Look through the entries and count each line that includes the string "title". Reply with the number alone.

Items from an interface collection:
- - - - -

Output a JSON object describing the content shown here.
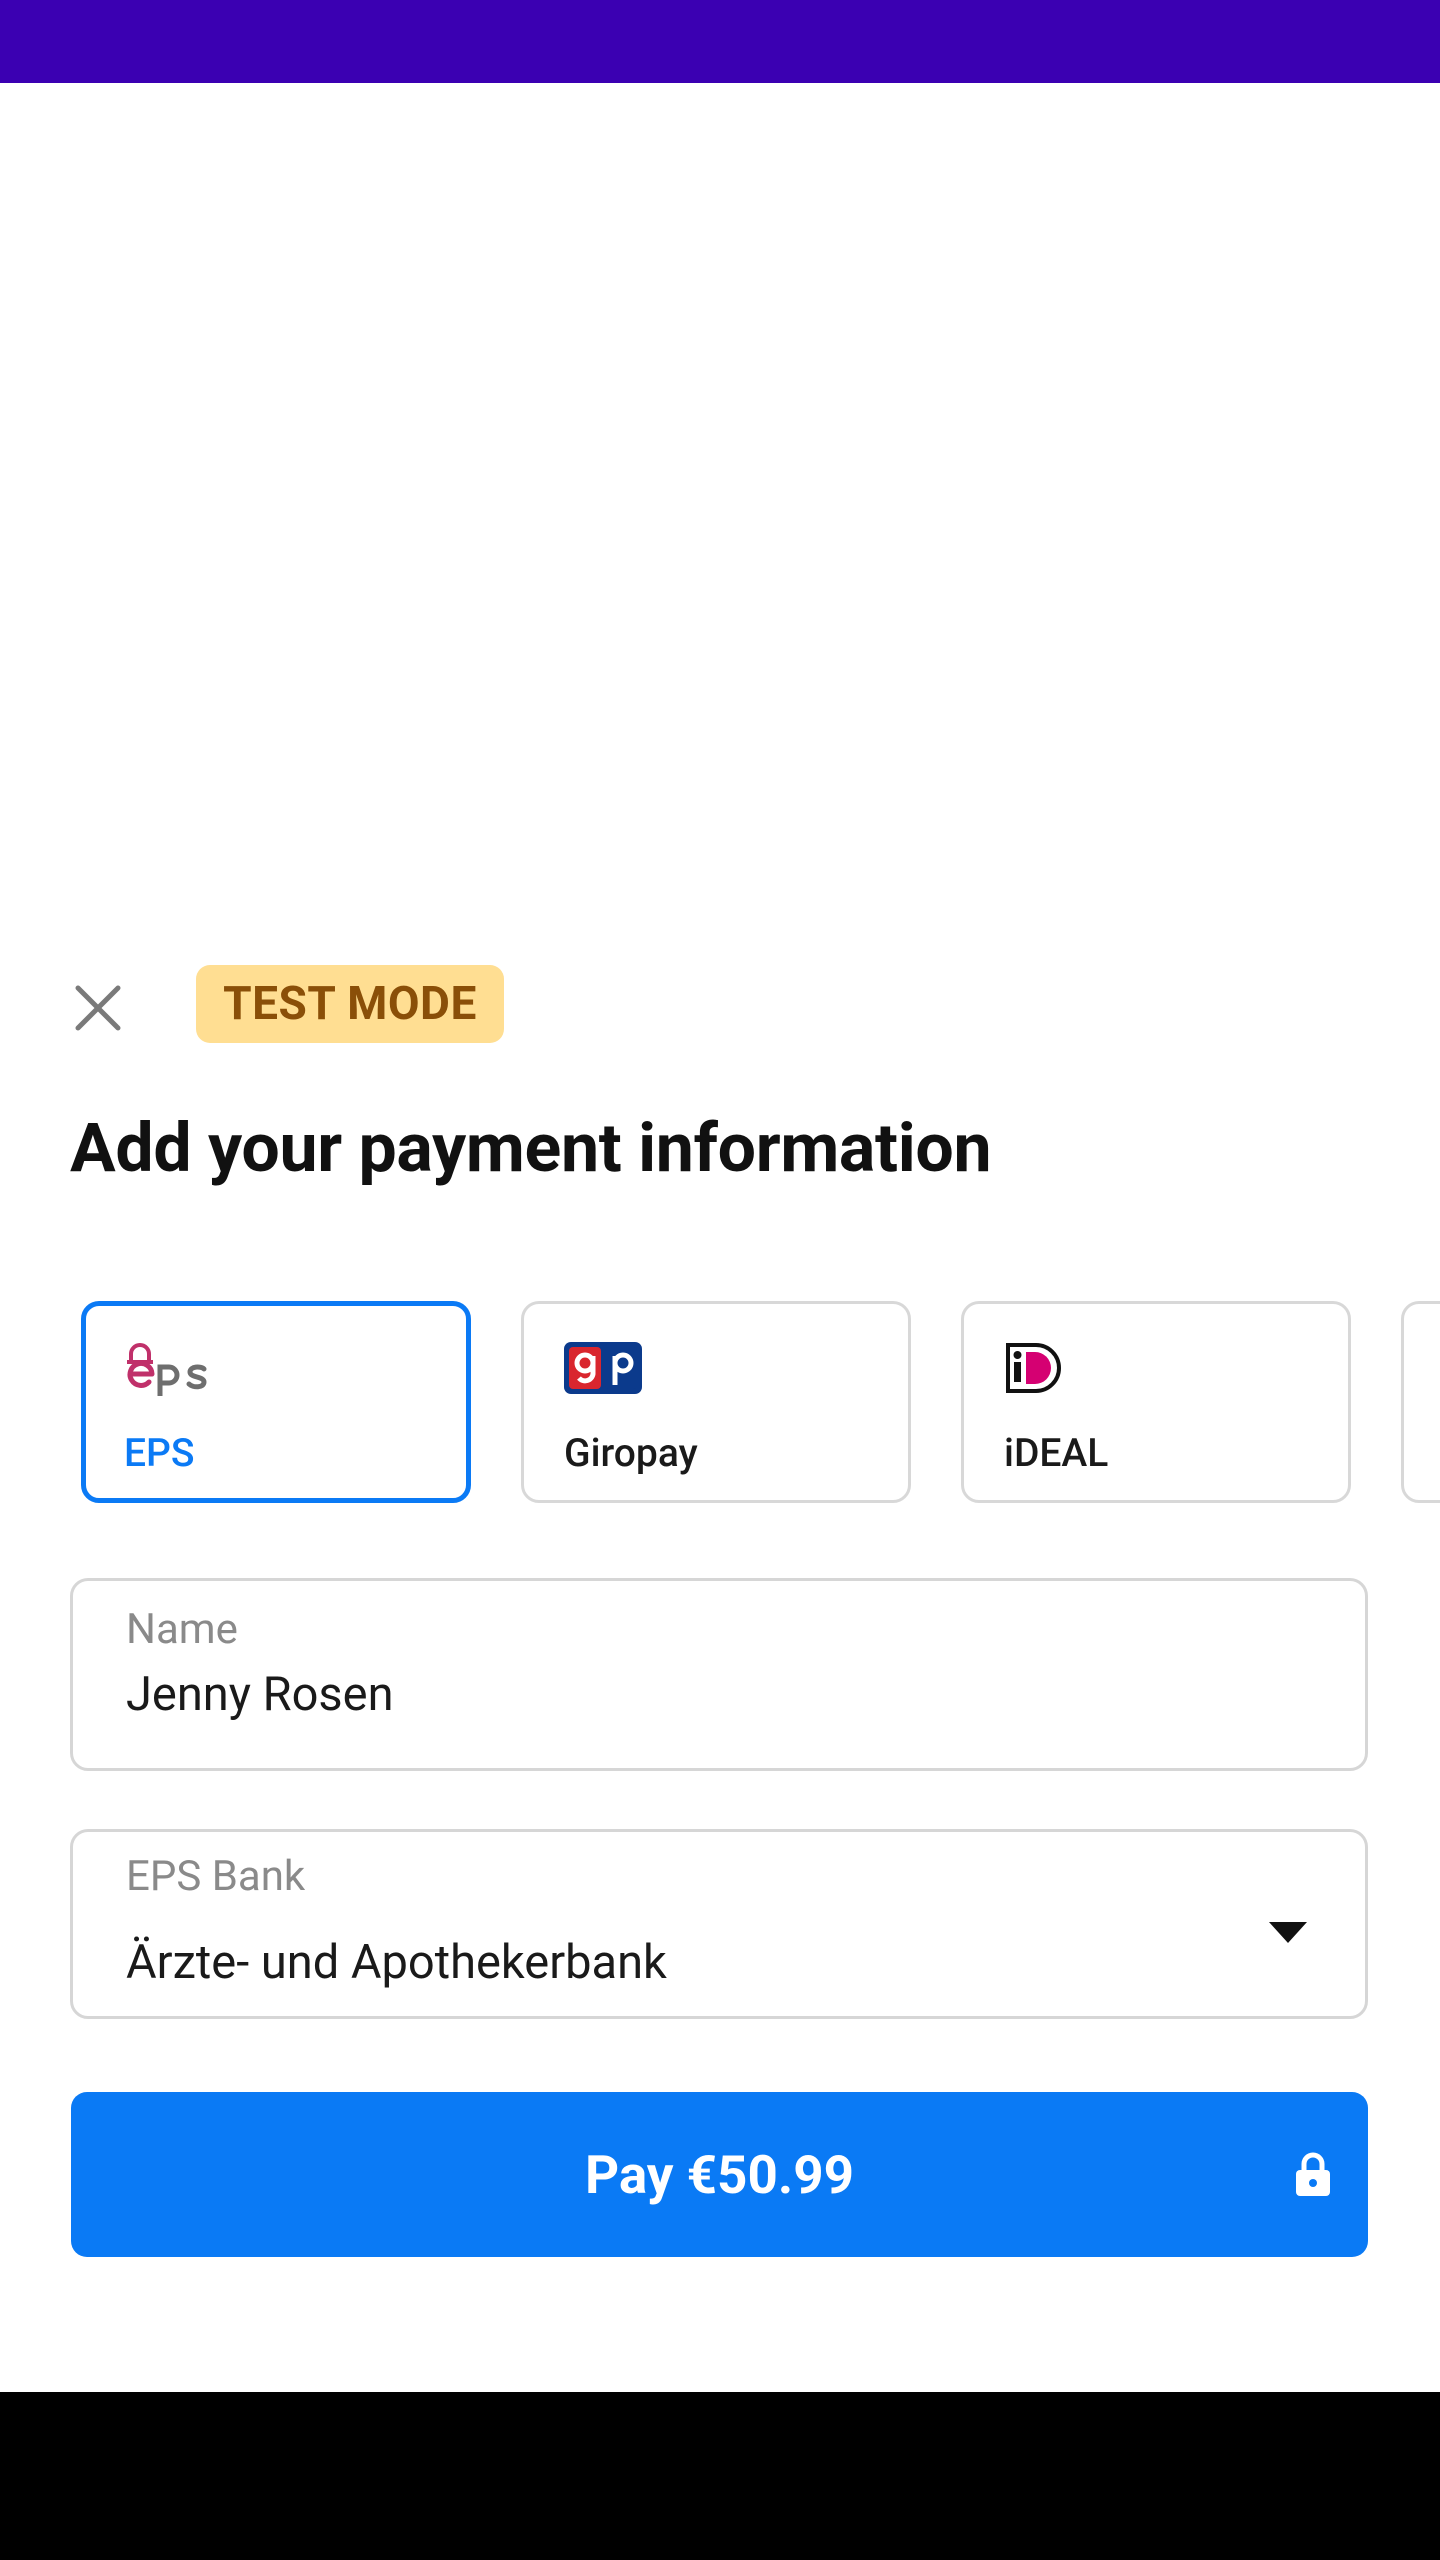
{
  "header": {
    "test_mode_badge": "TEST MODE",
    "close_icon": "close-icon"
  },
  "title": "Add your payment information",
  "payment_methods": [
    {
      "label": "EPS",
      "icon": "eps-logo-icon",
      "selected": true
    },
    {
      "label": "Giropay",
      "icon": "giropay-logo-icon",
      "selected": false
    },
    {
      "label": "iDEAL",
      "icon": "ideal-logo-icon",
      "selected": false
    }
  ],
  "name_field": {
    "label": "Name",
    "value": "Jenny Rosen"
  },
  "bank_field": {
    "label": "EPS Bank",
    "value": "Ärzte- und Apothekerbank",
    "icon": "chevron-down-icon"
  },
  "pay_button": {
    "label": "Pay €50.99",
    "icon": "lock-icon"
  },
  "colors": {
    "status_bar": "#3b00b2",
    "accent": "#0a7af5",
    "badge_bg": "#ffde92",
    "badge_text": "#8a4f08",
    "nav_bar": "#000000"
  }
}
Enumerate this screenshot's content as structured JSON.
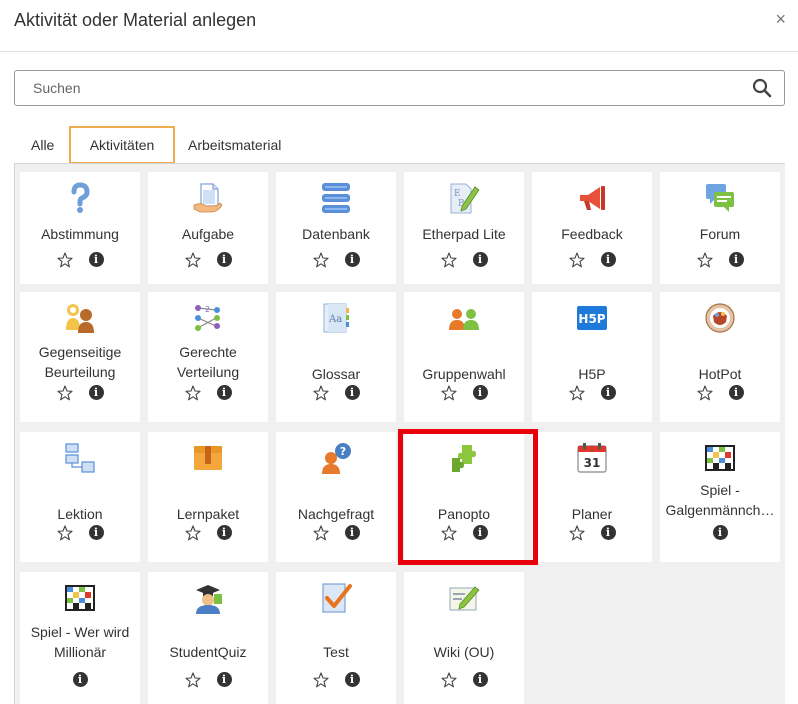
{
  "modal": {
    "title": "Aktivität oder Material anlegen",
    "close": "×"
  },
  "search": {
    "placeholder": "Suchen"
  },
  "tabs": [
    {
      "label": "Alle"
    },
    {
      "label": "Aktivitäten",
      "active": true
    },
    {
      "label": "Arbeitsmaterial"
    }
  ],
  "accent_color": "#f0ad4e",
  "highlight_color": "#e8000a",
  "modules": [
    {
      "name": "Abstimmung",
      "icon": "question-icon",
      "star": true
    },
    {
      "name": "Aufgabe",
      "icon": "assignment-icon",
      "star": true
    },
    {
      "name": "Datenbank",
      "icon": "database-icon",
      "star": true
    },
    {
      "name": "Etherpad Lite",
      "icon": "etherpad-icon",
      "star": true
    },
    {
      "name": "Feedback",
      "icon": "megaphone-icon",
      "star": true
    },
    {
      "name": "Forum",
      "icon": "forum-icon",
      "star": true
    },
    {
      "line1": "Gegenseitige",
      "line2": "Beurteilung",
      "icon": "workshop-icon",
      "star": true
    },
    {
      "line1": "Gerechte",
      "line2": "Verteilung",
      "icon": "ratingallocate-icon",
      "star": true
    },
    {
      "name": "Glossar",
      "icon": "glossary-icon",
      "star": true
    },
    {
      "name": "Gruppenwahl",
      "icon": "groupchoice-icon",
      "star": true
    },
    {
      "name": "H5P",
      "icon": "h5p-icon",
      "star": true
    },
    {
      "name": "HotPot",
      "icon": "hotpot-icon",
      "star": true
    },
    {
      "name": "Lektion",
      "icon": "lesson-icon",
      "star": true
    },
    {
      "name": "Lernpaket",
      "icon": "scorm-package-icon",
      "star": true
    },
    {
      "name": "Nachgefragt",
      "icon": "questionnaire-icon",
      "star": true
    },
    {
      "name": "Panopto",
      "icon": "puzzle-icon",
      "star": true
    },
    {
      "name": "Planer",
      "icon": "calendar-icon",
      "star": true,
      "calendar_day": "31"
    },
    {
      "line1": "Spiel -",
      "line2": "Galgenmännch…",
      "icon": "game-icon",
      "star": false
    },
    {
      "line1": "Spiel - Wer wird",
      "line2": "Millionär",
      "icon": "game-icon",
      "star": false
    },
    {
      "name": "StudentQuiz",
      "icon": "studentquiz-icon",
      "star": true
    },
    {
      "name": "Test",
      "icon": "quiz-icon",
      "star": true
    },
    {
      "name": "Wiki (OU)",
      "icon": "wiki-icon",
      "star": true
    }
  ]
}
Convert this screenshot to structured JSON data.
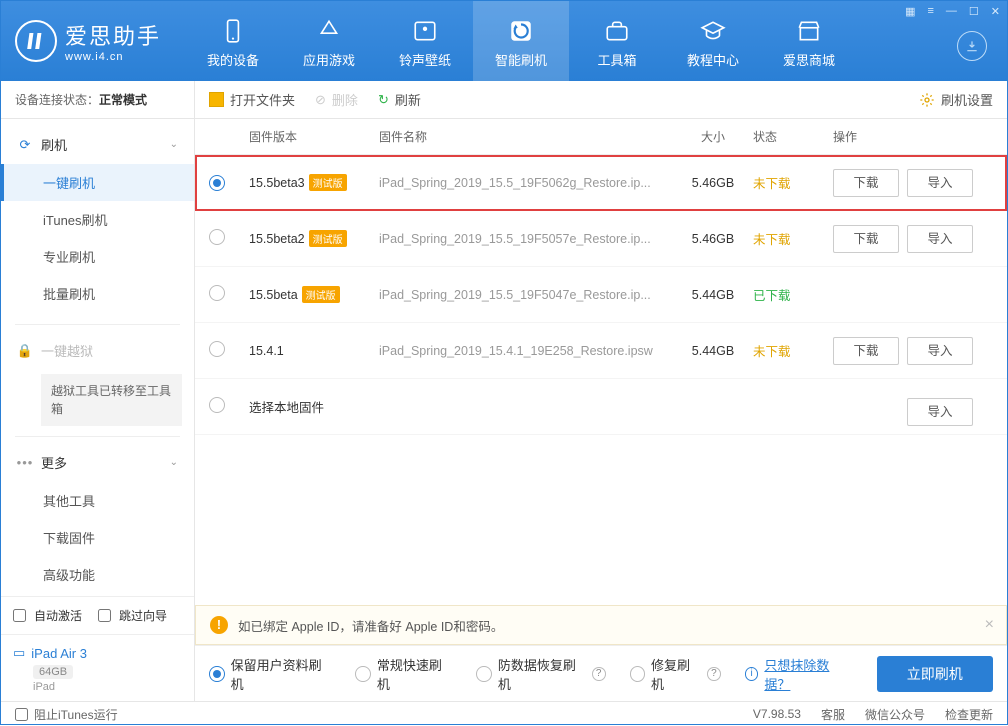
{
  "brand": {
    "name": "爱思助手",
    "url": "www.i4.cn"
  },
  "nav": {
    "items": [
      {
        "label": "我的设备"
      },
      {
        "label": "应用游戏"
      },
      {
        "label": "铃声壁纸"
      },
      {
        "label": "智能刷机"
      },
      {
        "label": "工具箱"
      },
      {
        "label": "教程中心"
      },
      {
        "label": "爱思商城"
      }
    ]
  },
  "connection": {
    "prefix": "设备连接状态：",
    "mode": "正常模式"
  },
  "sidebar": {
    "flash": {
      "title": "刷机",
      "items": [
        "一键刷机",
        "iTunes刷机",
        "专业刷机",
        "批量刷机"
      ]
    },
    "jailbreak": {
      "title": "一键越狱",
      "note": "越狱工具已转移至工具箱"
    },
    "more": {
      "title": "更多",
      "items": [
        "其他工具",
        "下载固件",
        "高级功能"
      ]
    },
    "auto": {
      "activate": "自动激活",
      "skip": "跳过向导"
    },
    "device": {
      "name": "iPad Air 3",
      "storage": "64GB",
      "type": "iPad"
    }
  },
  "toolbar": {
    "open": "打开文件夹",
    "delete": "删除",
    "refresh": "刷新",
    "settings": "刷机设置"
  },
  "columns": {
    "version": "固件版本",
    "name": "固件名称",
    "size": "大小",
    "status": "状态",
    "ops": "操作"
  },
  "rows": [
    {
      "version": "15.5beta3",
      "beta": "测试版",
      "name": "iPad_Spring_2019_15.5_19F5062g_Restore.ip...",
      "size": "5.46GB",
      "status": "未下载",
      "statusClass": "not",
      "selected": true,
      "showDownload": true
    },
    {
      "version": "15.5beta2",
      "beta": "测试版",
      "name": "iPad_Spring_2019_15.5_19F5057e_Restore.ip...",
      "size": "5.46GB",
      "status": "未下载",
      "statusClass": "not",
      "selected": false,
      "showDownload": true
    },
    {
      "version": "15.5beta",
      "beta": "测试版",
      "name": "iPad_Spring_2019_15.5_19F5047e_Restore.ip...",
      "size": "5.44GB",
      "status": "已下载",
      "statusClass": "done",
      "selected": false,
      "showDownload": false
    },
    {
      "version": "15.4.1",
      "beta": "",
      "name": "iPad_Spring_2019_15.4.1_19E258_Restore.ipsw",
      "size": "5.44GB",
      "status": "未下载",
      "statusClass": "not",
      "selected": false,
      "showDownload": true
    }
  ],
  "local_row": {
    "label": "选择本地固件",
    "import": "导入"
  },
  "ops": {
    "download": "下载",
    "import": "导入"
  },
  "banner": {
    "text": "如已绑定 Apple ID，请准备好 Apple ID和密码。"
  },
  "options": {
    "keep": "保留用户资料刷机",
    "normal": "常规快速刷机",
    "antiloss": "防数据恢复刷机",
    "repair": "修复刷机",
    "erase_link": "只想抹除数据？",
    "go": "立即刷机"
  },
  "footer": {
    "block_itunes": "阻止iTunes运行",
    "version": "V7.98.53",
    "service": "客服",
    "wechat": "微信公众号",
    "update": "检查更新"
  }
}
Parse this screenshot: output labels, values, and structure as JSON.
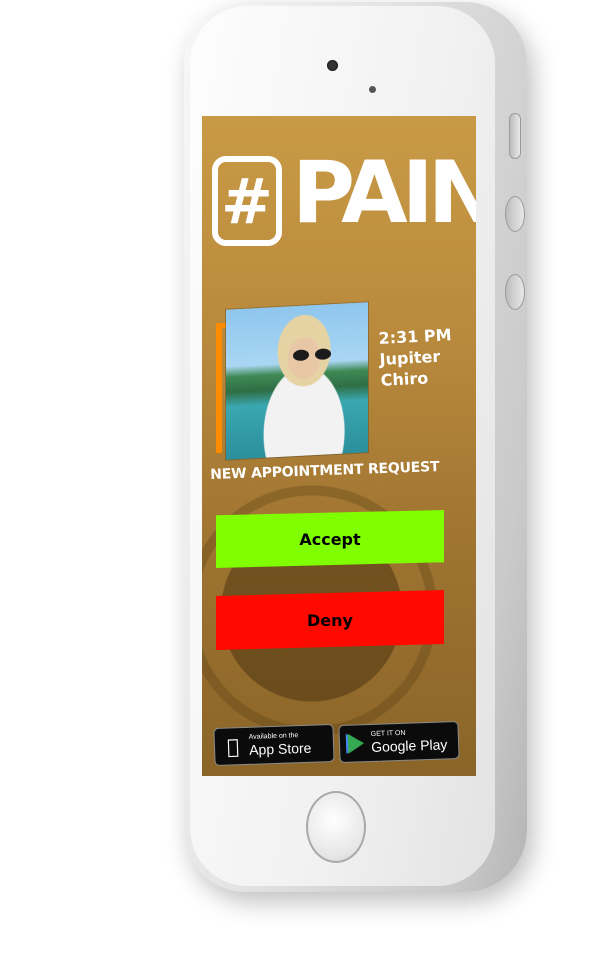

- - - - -

## EXERCISE OUTPUT
5